# To do:
Set down all of the data again, character for character.

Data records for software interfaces
···
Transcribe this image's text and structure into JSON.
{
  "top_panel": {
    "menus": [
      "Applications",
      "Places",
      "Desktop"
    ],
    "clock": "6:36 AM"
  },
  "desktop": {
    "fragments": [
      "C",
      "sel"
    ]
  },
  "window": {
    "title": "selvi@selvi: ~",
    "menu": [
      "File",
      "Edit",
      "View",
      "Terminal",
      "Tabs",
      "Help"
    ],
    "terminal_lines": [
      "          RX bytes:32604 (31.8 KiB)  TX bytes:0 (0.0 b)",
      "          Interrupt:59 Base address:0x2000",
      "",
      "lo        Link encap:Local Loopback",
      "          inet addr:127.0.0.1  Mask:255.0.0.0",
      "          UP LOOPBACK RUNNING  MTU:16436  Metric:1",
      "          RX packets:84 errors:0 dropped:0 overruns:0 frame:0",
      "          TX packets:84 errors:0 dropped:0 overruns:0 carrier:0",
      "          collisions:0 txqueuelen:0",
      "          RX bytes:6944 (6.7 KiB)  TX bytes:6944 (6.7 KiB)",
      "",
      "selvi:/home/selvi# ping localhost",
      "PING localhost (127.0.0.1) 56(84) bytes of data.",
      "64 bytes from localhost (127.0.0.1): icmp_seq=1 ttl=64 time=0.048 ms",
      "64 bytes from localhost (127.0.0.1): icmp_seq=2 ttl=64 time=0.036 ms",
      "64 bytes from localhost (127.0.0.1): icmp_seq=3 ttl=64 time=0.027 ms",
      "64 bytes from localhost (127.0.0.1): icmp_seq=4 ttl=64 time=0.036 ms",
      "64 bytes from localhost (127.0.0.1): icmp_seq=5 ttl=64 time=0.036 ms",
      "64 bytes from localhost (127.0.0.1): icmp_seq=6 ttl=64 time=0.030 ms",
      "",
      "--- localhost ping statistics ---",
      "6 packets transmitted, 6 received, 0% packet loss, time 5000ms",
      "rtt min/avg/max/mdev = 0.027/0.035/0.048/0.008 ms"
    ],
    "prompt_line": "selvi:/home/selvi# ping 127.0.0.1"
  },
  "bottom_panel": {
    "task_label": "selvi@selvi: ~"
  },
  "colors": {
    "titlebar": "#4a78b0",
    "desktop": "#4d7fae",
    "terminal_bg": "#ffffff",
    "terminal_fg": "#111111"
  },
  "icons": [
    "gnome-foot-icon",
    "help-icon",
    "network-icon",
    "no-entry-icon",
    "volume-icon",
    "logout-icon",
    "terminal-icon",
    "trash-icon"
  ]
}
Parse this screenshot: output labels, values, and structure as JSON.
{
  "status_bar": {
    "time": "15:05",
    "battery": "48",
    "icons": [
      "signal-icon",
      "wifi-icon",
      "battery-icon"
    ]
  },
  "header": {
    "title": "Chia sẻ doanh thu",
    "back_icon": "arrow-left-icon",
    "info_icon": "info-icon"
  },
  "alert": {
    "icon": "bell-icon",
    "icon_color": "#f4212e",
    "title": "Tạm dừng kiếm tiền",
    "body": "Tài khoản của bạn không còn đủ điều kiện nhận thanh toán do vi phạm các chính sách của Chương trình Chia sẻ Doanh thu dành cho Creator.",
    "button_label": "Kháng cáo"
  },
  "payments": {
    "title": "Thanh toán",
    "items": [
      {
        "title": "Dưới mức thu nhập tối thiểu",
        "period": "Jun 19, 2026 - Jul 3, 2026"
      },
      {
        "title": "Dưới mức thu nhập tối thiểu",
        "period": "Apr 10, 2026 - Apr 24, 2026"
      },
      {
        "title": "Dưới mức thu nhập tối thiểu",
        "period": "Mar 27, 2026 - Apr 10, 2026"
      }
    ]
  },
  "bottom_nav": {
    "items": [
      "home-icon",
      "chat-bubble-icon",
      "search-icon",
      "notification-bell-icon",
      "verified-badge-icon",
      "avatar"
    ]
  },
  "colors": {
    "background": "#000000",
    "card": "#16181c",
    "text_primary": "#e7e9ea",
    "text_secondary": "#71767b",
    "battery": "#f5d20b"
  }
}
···
# Response:
Transcribe this image's text and structure into JSON.
{
  "top_panel": {
    "menus": [
      "Applications",
      "Places",
      "Desktop"
    ],
    "clock": "6:36 AM"
  },
  "desktop": {
    "fragments": [
      "C",
      "sel"
    ]
  },
  "window": {
    "title": "selvi@selvi: ~",
    "menu": [
      "File",
      "Edit",
      "View",
      "Terminal",
      "Tabs",
      "Help"
    ],
    "terminal_lines": [
      "          RX bytes:32604 (31.8 KiB)  TX bytes:0 (0.0 b)",
      "          Interrupt:59 Base address:0x2000",
      "",
      "lo        Link encap:Local Loopback",
      "          inet addr:127.0.0.1  Mask:255.0.0.0",
      "          UP LOOPBACK RUNNING  MTU:16436  Metric:1",
      "          RX packets:84 errors:0 dropped:0 overruns:0 frame:0",
      "          TX packets:84 errors:0 dropped:0 overruns:0 carrier:0",
      "          collisions:0 txqueuelen:0",
      "          RX bytes:6944 (6.7 KiB)  TX bytes:6944 (6.7 KiB)",
      "",
      "selvi:/home/selvi# ping localhost",
      "PING localhost (127.0.0.1) 56(84) bytes of data.",
      "64 bytes from localhost (127.0.0.1): icmp_seq=1 ttl=64 time=0.048 ms",
      "64 bytes from localhost (127.0.0.1): icmp_seq=2 ttl=64 time=0.036 ms",
      "64 bytes from localhost (127.0.0.1): icmp_seq=3 ttl=64 time=0.027 ms",
      "64 bytes from localhost (127.0.0.1): icmp_seq=4 ttl=64 time=0.036 ms",
      "64 bytes from localhost (127.0.0.1): icmp_seq=5 ttl=64 time=0.036 ms",
      "64 bytes from localhost (127.0.0.1): icmp_seq=6 ttl=64 time=0.030 ms",
      "",
      "--- localhost ping statistics ---",
      "6 packets transmitted, 6 received, 0% packet loss, time 5000ms",
      "rtt min/avg/max/mdev = 0.027/0.035/0.048/0.008 ms"
    ],
    "prompt_line": "selvi:/home/selvi# ping 127.0.0.1"
  },
  "bottom_panel": {
    "task_label": "selvi@selvi: ~"
  },
  "colors": {
    "titlebar": "#4a78b0",
    "desktop": "#4d7fae",
    "terminal_bg": "#ffffff",
    "terminal_fg": "#111111"
  },
  "icons": [
    "gnome-foot-icon",
    "help-icon",
    "network-icon",
    "no-entry-icon",
    "volume-icon",
    "logout-icon",
    "terminal-icon",
    "trash-icon"
  ]
}
Parse this screenshot: output labels, values, and structure as JSON.
{
  "status_bar": {
    "time": "15:05",
    "battery": "48",
    "icons": [
      "signal-icon",
      "wifi-icon",
      "battery-icon"
    ]
  },
  "header": {
    "title": "Chia sẻ doanh thu",
    "back_icon": "arrow-left-icon",
    "info_icon": "info-icon"
  },
  "alert": {
    "icon": "bell-icon",
    "icon_color": "#f4212e",
    "title": "Tạm dừng kiếm tiền",
    "body": "Tài khoản của bạn không còn đủ điều kiện nhận thanh toán do vi phạm các chính sách của Chương trình Chia sẻ Doanh thu dành cho Creator.",
    "button_label": "Kháng cáo"
  },
  "payments": {
    "title": "Thanh toán",
    "items": [
      {
        "title": "Dưới mức thu nhập tối thiểu",
        "period": "Jun 19, 2026 - Jul 3, 2026"
      },
      {
        "title": "Dưới mức thu nhập tối thiểu",
        "period": "Apr 10, 2026 - Apr 24, 2026"
      },
      {
        "title": "Dưới mức thu nhập tối thiểu",
        "period": "Mar 27, 2026 - Apr 10, 2026"
      }
    ]
  },
  "bottom_nav": {
    "items": [
      "home-icon",
      "chat-bubble-icon",
      "search-icon",
      "notification-bell-icon",
      "verified-badge-icon",
      "avatar"
    ]
  },
  "colors": {
    "background": "#000000",
    "card": "#16181c",
    "text_primary": "#e7e9ea",
    "text_secondary": "#71767b",
    "battery": "#f5d20b"
  }
}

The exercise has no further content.